* _Assigned task_:
Copy the data exactly, keeping every line intact.

Data to examine section start

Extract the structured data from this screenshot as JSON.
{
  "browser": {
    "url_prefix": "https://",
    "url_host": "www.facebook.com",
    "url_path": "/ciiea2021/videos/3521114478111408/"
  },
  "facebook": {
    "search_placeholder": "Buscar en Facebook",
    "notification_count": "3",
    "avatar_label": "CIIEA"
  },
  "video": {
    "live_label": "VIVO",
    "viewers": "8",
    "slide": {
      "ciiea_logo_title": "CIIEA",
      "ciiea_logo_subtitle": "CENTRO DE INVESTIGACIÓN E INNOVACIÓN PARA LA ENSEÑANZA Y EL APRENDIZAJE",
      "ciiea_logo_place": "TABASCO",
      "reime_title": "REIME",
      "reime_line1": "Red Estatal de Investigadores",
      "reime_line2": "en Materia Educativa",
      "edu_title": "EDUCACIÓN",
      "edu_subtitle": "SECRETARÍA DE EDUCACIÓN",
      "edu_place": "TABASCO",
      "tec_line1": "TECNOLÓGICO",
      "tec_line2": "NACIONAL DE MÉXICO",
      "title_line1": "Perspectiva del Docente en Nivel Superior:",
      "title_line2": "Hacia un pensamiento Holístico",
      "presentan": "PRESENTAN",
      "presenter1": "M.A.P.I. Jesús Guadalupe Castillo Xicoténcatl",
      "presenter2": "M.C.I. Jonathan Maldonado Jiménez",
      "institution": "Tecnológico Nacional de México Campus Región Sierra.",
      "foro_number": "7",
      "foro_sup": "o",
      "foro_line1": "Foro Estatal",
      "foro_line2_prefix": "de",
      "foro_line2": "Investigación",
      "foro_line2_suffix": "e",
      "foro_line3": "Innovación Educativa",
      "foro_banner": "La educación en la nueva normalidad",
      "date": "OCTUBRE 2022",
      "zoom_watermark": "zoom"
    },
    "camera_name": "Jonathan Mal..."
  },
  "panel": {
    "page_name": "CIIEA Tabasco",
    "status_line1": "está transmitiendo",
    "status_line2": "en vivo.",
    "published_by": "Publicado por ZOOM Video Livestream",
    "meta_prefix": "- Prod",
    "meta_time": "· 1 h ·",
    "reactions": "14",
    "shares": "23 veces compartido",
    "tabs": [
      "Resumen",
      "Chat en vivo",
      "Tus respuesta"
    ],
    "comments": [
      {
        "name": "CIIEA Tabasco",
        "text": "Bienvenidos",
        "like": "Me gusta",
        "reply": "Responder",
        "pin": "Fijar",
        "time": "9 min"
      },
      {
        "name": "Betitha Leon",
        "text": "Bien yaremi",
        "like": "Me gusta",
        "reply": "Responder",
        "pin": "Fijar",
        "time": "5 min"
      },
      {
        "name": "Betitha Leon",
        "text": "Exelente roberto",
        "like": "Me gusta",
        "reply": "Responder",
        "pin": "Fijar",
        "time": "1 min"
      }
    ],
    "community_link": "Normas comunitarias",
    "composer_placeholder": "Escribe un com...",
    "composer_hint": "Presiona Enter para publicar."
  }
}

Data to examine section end

* _Result of this task_:
Extract the structured data from this screenshot as JSON.
{
  "browser": {
    "url_prefix": "https://",
    "url_host": "www.facebook.com",
    "url_path": "/ciiea2021/videos/3521114478111408/"
  },
  "facebook": {
    "search_placeholder": "Buscar en Facebook",
    "notification_count": "3",
    "avatar_label": "CIIEA"
  },
  "video": {
    "live_label": "VIVO",
    "viewers": "8",
    "slide": {
      "ciiea_logo_title": "CIIEA",
      "ciiea_logo_subtitle": "CENTRO DE INVESTIGACIÓN E INNOVACIÓN PARA LA ENSEÑANZA Y EL APRENDIZAJE",
      "ciiea_logo_place": "TABASCO",
      "reime_title": "REIME",
      "reime_line1": "Red Estatal de Investigadores",
      "reime_line2": "en Materia Educativa",
      "edu_title": "EDUCACIÓN",
      "edu_subtitle": "SECRETARÍA DE EDUCACIÓN",
      "edu_place": "TABASCO",
      "tec_line1": "TECNOLÓGICO",
      "tec_line2": "NACIONAL DE MÉXICO",
      "title_line1": "Perspectiva del Docente en Nivel Superior:",
      "title_line2": "Hacia un pensamiento Holístico",
      "presentan": "PRESENTAN",
      "presenter1": "M.A.P.I. Jesús Guadalupe Castillo Xicoténcatl",
      "presenter2": "M.C.I. Jonathan Maldonado Jiménez",
      "institution": "Tecnológico Nacional de México Campus Región Sierra.",
      "foro_number": "7",
      "foro_sup": "o",
      "foro_line1": "Foro Estatal",
      "foro_line2_prefix": "de",
      "foro_line2": "Investigación",
      "foro_line2_suffix": "e",
      "foro_line3": "Innovación Educativa",
      "foro_banner": "La educación en la nueva normalidad",
      "date": "OCTUBRE 2022",
      "zoom_watermark": "zoom"
    },
    "camera_name": "Jonathan Mal..."
  },
  "panel": {
    "page_name": "CIIEA Tabasco",
    "status_line1": "está transmitiendo",
    "status_line2": "en vivo.",
    "published_by": "Publicado por ZOOM Video Livestream",
    "meta_prefix": "- Prod",
    "meta_time": "· 1 h ·",
    "reactions": "14",
    "shares": "23 veces compartido",
    "tabs": [
      "Resumen",
      "Chat en vivo",
      "Tus respuesta"
    ],
    "comments": [
      {
        "name": "CIIEA Tabasco",
        "text": "Bienvenidos",
        "like": "Me gusta",
        "reply": "Responder",
        "pin": "Fijar",
        "time": "9 min"
      },
      {
        "name": "Betitha Leon",
        "text": "Bien yaremi",
        "like": "Me gusta",
        "reply": "Responder",
        "pin": "Fijar",
        "time": "5 min"
      },
      {
        "name": "Betitha Leon",
        "text": "Exelente roberto",
        "like": "Me gusta",
        "reply": "Responder",
        "pin": "Fijar",
        "time": "1 min"
      }
    ],
    "community_link": "Normas comunitarias",
    "composer_placeholder": "Escribe un com...",
    "composer_hint": "Presiona Enter para publicar."
  }
}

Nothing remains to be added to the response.